Each day, we wear assorted clothes and items from our wardrobes, which can include t-shirts with various trademarks (walking billboards) and/or other messages that we want to convey. Some of us have more agency than others about what we want to wear: social pressures-approval from parents, friends, standards in our countries, our gender-expression, race-ethnicity, class, and even religious beliefs and/or our willingness to draw attention to ourselves also shape what we can wear. In the USA, even the curvy shapes of our clothes can have gender-race/ethnic meanings. Or in Bangladesh and other countries, shawls and baggy kameez & salwar obscure the curves of women's bodies; burkhas cover even more. However, these clothes can hide many forms of resistance and transgressions.
Such clothes make the wearing of t-shirts with mottos and slogans somewhat tricky. Nonetheless, women manage many statements--covered and uncovered--through their t-shirts (diy or bought), chanted slogans in marches and demonstrations, "Hay, ho, patriarchy has got to go!; women united will never be defeated") feminist buttons (click on all buttons for ordering information & items from Peace Project.com) and/or google for other suppliers or get your own buttonmaker!), and of course, the TBTT's participant generated postcards.
I can trace my own feminist herstory through the feminist-activist t-shirts (and buttons) that I have worn over time: take back the night marches in Iowa City, Iowa and Carbondale, Illinois; Emma Goldman women's clinic (abortion and reproductive services), 1985 anniversary Michigan Women's Music Festival (motto: see you in august!), and one of my own diy: outlaw virgin (based on Marilyn Frye's argument that we need to reclaim the original definition of virgin--a woman in control of herself/body instead of later definitions of "untouched" by a man. This shirt generated many looks and comments at the local mall and my university. Later I translated this into Bangla for people who inquired about my marital status and marriage resisters: "shakti kumari" [strong unmarried virgin woman]. No t-shirts or buttons, however.
I look forward to the generation and proliferation of new slogans in all languages, cultures and formats as we continue to agitate and educate.

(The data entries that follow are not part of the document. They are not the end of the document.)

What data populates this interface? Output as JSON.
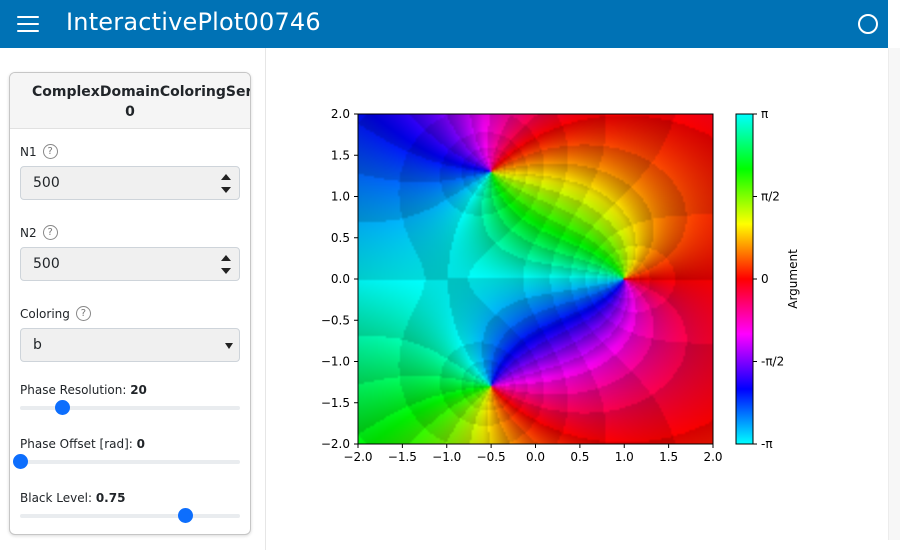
{
  "header": {
    "title": "InteractivePlot00746"
  },
  "panel": {
    "title_line1": "ComplexDomainColoringSerie",
    "title_line2": "0",
    "n1": {
      "label": "N1",
      "help": "?",
      "value": "500"
    },
    "n2": {
      "label": "N2",
      "help": "?",
      "value": "500"
    },
    "coloring": {
      "label": "Coloring",
      "help": "?",
      "value": "b"
    },
    "phase_resolution": {
      "label": "Phase Resolution: ",
      "value": "20",
      "fraction": 0.19
    },
    "phase_offset": {
      "label": "Phase Offset [rad]: ",
      "value": "0",
      "fraction": 0.0
    },
    "black_level": {
      "label": "Black Level: ",
      "value": "0.75",
      "fraction": 0.75
    }
  },
  "colors": {
    "accent": "#0072b5",
    "slider": "#0d6efd"
  },
  "chart_data": {
    "type": "heatmap",
    "title": "",
    "xlabel": "",
    "ylabel": "",
    "xlim": [
      -2.0,
      2.0
    ],
    "ylim": [
      -2.0,
      2.0
    ],
    "x_ticks": [
      "−2.0",
      "−1.5",
      "−1.0",
      "−0.5",
      "0.0",
      "0.5",
      "1.0",
      "1.5",
      "2.0"
    ],
    "y_ticks": [
      "2.0",
      "1.5",
      "1.0",
      "0.5",
      "0.0",
      "−0.5",
      "−1.0",
      "−1.5",
      "−2.0"
    ],
    "colorbar": {
      "label": "Argument",
      "ticks": [
        "π",
        "π/2",
        "0",
        "-π/2",
        "-π"
      ]
    },
    "points": [
      {
        "kind": "zero",
        "x": 1.0,
        "y": 0.0
      },
      {
        "kind": "pole",
        "x": -0.5,
        "y": 1.3
      },
      {
        "kind": "pole",
        "x": -0.5,
        "y": -1.3
      }
    ]
  }
}
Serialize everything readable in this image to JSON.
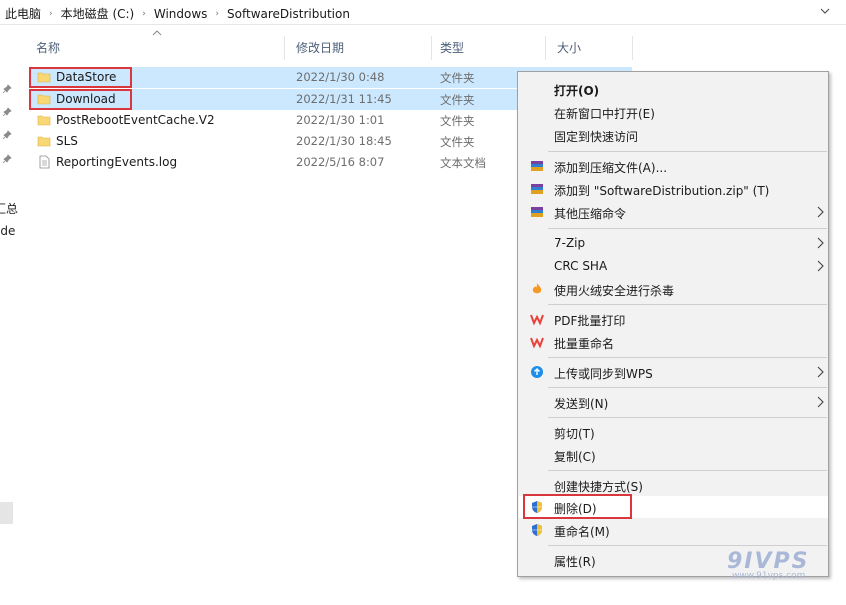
{
  "breadcrumb": {
    "items": [
      "此电脑",
      "本地磁盘 (C:)",
      "Windows",
      "SoftwareDistribution"
    ]
  },
  "nav": {
    "fragment_1": "汇总",
    "fragment_2": "ide"
  },
  "columns": {
    "name": "名称",
    "date": "修改日期",
    "type": "类型",
    "size": "大小"
  },
  "files": [
    {
      "name": "DataStore",
      "date": "2022/1/30 0:48",
      "type": "文件夹",
      "icon": "folder-icon",
      "selected": true
    },
    {
      "name": "Download",
      "date": "2022/1/31 11:45",
      "type": "文件夹",
      "icon": "folder-icon",
      "selected": true
    },
    {
      "name": "PostRebootEventCache.V2",
      "date": "2022/1/30 1:01",
      "type": "文件夹",
      "icon": "folder-icon",
      "selected": false
    },
    {
      "name": "SLS",
      "date": "2022/1/30 18:45",
      "type": "文件夹",
      "icon": "folder-icon",
      "selected": false
    },
    {
      "name": "ReportingEvents.log",
      "date": "2022/5/16 8:07",
      "type": "文本文档",
      "icon": "text-file-icon",
      "selected": false
    }
  ],
  "menu": {
    "open": "打开(O)",
    "open_new_window": "在新窗口中打开(E)",
    "pin_quick_access": "固定到快速访问",
    "add_archive": "添加到压缩文件(A)...",
    "add_zip": "添加到 \"SoftwareDistribution.zip\" (T)",
    "more_compress": "其他压缩命令",
    "sevenzip": "7-Zip",
    "crc_sha": "CRC SHA",
    "huorong_scan": "使用火绒安全进行杀毒",
    "pdf_print": "PDF批量打印",
    "batch_rename": "批量重命名",
    "wps_sync": "上传或同步到WPS",
    "send_to": "发送到(N)",
    "cut": "剪切(T)",
    "copy": "复制(C)",
    "create_shortcut": "创建快捷方式(S)",
    "delete": "删除(D)",
    "rename": "重命名(M)",
    "properties": "属性(R)"
  },
  "watermark": {
    "brand": "9IVPS",
    "url": "www.91vps.com"
  },
  "colors": {
    "selection": "#cce8ff",
    "highlight_box": "#d9363e",
    "menu_bg": "#f2f2f2",
    "header_text": "#4c607a",
    "folder": "#f8d775",
    "wps_red": "#e8413c",
    "huorong_orange": "#f59a23",
    "wps_cloud": "#1d8fe8"
  }
}
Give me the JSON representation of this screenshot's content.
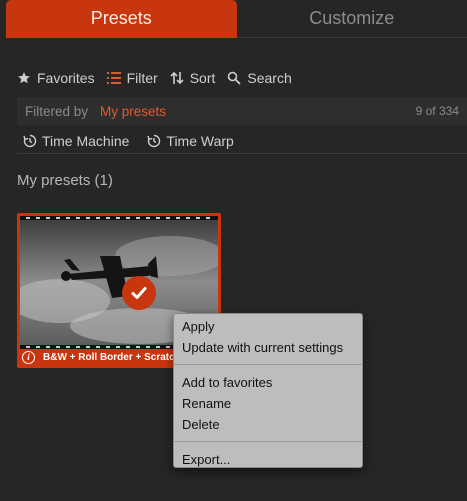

For example, this t-shirt (and others) that can be purchased from Hijabman: